Ahaz sent to Urijah the priest the fashion of the altar - This was some idolatrous altar, the shape and workmanship of which pleased Ahaz so well that he determined to have one like it at Jerusalem. For this he had no Divine authority, and the compliance of Urijah was both mean and sinful. That Ahaz did this for an idolatrous purpose, is evident from 2 Chronicles 28:21-25; : "For he sacrificed to the gods of Damascus; - and he said, Because the gods of the kings of Syria help them, I will sacrifice to them, that they may help me. And he made high places to burn incense to other gods in every city of Judah."
And saw an altar - Rather, “The altar,” i. e. an Assyrian altar, and connected with that formal recognition of the Assyrian deities which the Ninevite monarchs appear to have required of all the nations whom they received into their empire.
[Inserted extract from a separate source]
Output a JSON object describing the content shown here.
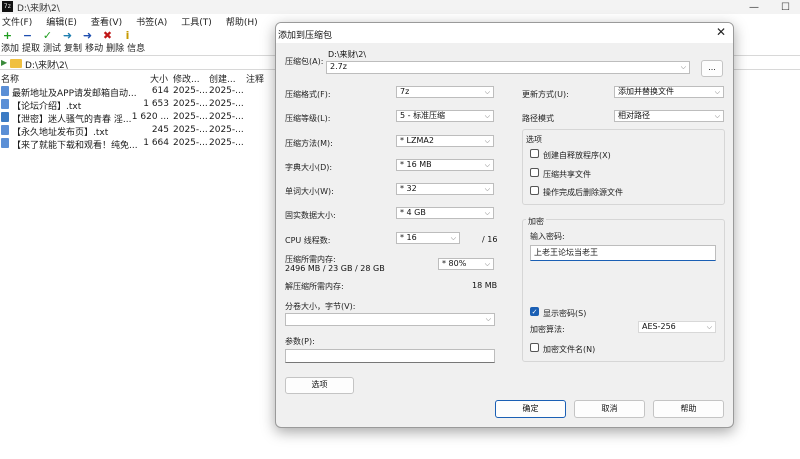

The fashion of the altar - Assyrian altars were not very elaborate, but they were very different from the Jewish. They were comparatively small, and scarcely suited for “whole burnt-offerings.” One type was square, about half the height of a man, and ornamented round the top with a sort of battlement. Another had a triangular base and a circular top consisting of a single flat stone. A third was a sort of portable stand, narrow, and about the height of a man. This last was of the kind which the kings took with them in their expeditions.